I have noticed as of recent I always need to have a sweater on the needles. Usually one for me and one for Sean. Sweaters did not use to be my first pick to knit but there are so many interesting patterns out there and so many books to aid you to design your own. For awhile I was enjoying designing my own sweaters but then I discovered Anne Hanson’s sweaters so I started knitting sweaters from patterns. I should also mention that I enjoy wearing them as I like to be warm and wool definitely provides warmth!
This is my newest sweater that I have cast-on (another Anne Hanson number). My henley with a twist is almost done as all the big pieces are finished and the front and back are blocked (sorry for the lack of picture of those pieces blocking but the camera cable is still packed away in a box). All that is left is to block the sleeves, sew it together and knit on the neckband. Those steps were put on hold due to us moving which is why I allowed myself to cast on the newest sweater.
And here is the progress on Sean’s 2011 sweater. The colour is gorgeous!
I would have liked to extend this post and talk about my finished sweaters but that might have to wait for another post when we have settled into the new place and I can find my external hard-drive easily. On the upside of moving we could hear the birds singing this morning when we woke up. It felt like we were in a house instead of the 2nd floor of an apartment building.
Pattern: Shale Baby Blanket by Jared Flood
Made for: Karyn’s baby girl (due date is late this month I think)
Yarn: 4 skeins of Tanis Fibre Arts Green Label Aran Weight in Sand
Needles: 4.5mm circulars
Gauge: close to indicated but didn’t really care; it is a blanket after all.
Started: January 3/2011 Finished: Feburary 21/2011
Modifications: don’t think I did quite as many repeats as the pattern recommended before running out of yarn
This was an easy to knit up project for a baby even if it is a little bigger project than I would normally knit for one of my expecting coworkers.
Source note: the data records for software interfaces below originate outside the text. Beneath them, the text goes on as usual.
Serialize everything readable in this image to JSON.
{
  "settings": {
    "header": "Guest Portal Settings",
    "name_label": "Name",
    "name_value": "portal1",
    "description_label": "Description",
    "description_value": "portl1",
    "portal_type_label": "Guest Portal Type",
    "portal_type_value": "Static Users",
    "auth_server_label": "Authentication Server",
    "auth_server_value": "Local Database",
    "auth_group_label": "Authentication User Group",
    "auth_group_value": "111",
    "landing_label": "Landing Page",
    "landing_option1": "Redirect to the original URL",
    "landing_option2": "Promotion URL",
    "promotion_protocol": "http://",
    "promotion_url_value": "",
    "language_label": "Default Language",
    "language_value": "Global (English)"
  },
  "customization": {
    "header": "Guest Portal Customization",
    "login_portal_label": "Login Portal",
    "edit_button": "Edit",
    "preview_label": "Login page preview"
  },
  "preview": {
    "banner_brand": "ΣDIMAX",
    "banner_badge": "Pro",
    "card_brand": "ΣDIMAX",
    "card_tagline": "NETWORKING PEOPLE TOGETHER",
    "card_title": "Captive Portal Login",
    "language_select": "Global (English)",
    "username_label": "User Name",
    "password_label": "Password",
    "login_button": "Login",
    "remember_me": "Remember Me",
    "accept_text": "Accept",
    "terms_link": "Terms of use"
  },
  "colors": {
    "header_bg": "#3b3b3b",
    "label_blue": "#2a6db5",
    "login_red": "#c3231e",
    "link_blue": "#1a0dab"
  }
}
I really wanted to knit this pattern and my coworker wanted a baby blanket as it would still have uses as a couch blanket once the baby (or babies have out-grown it). It was pure luck that what I wanted to knit was what she fell in love with and fits her tastes perfectly.
She is planning on having more than one child so I thought a neutral colour would be a smart choice and the Sand colourway by Tanis is nice and neutral but still has some interest from the shifting neutral colours and a hint here and there of pink and blue.
It grew considerable upon blocking and this yarn was very easy to handle wet and easily blocked out the way I wanted it to. The feather and fan pattern is one of my favourite simple lace patterns.
Part of me doesn’t want to give this blanket up but the other part of me is happy it is going somewhere where it will be used.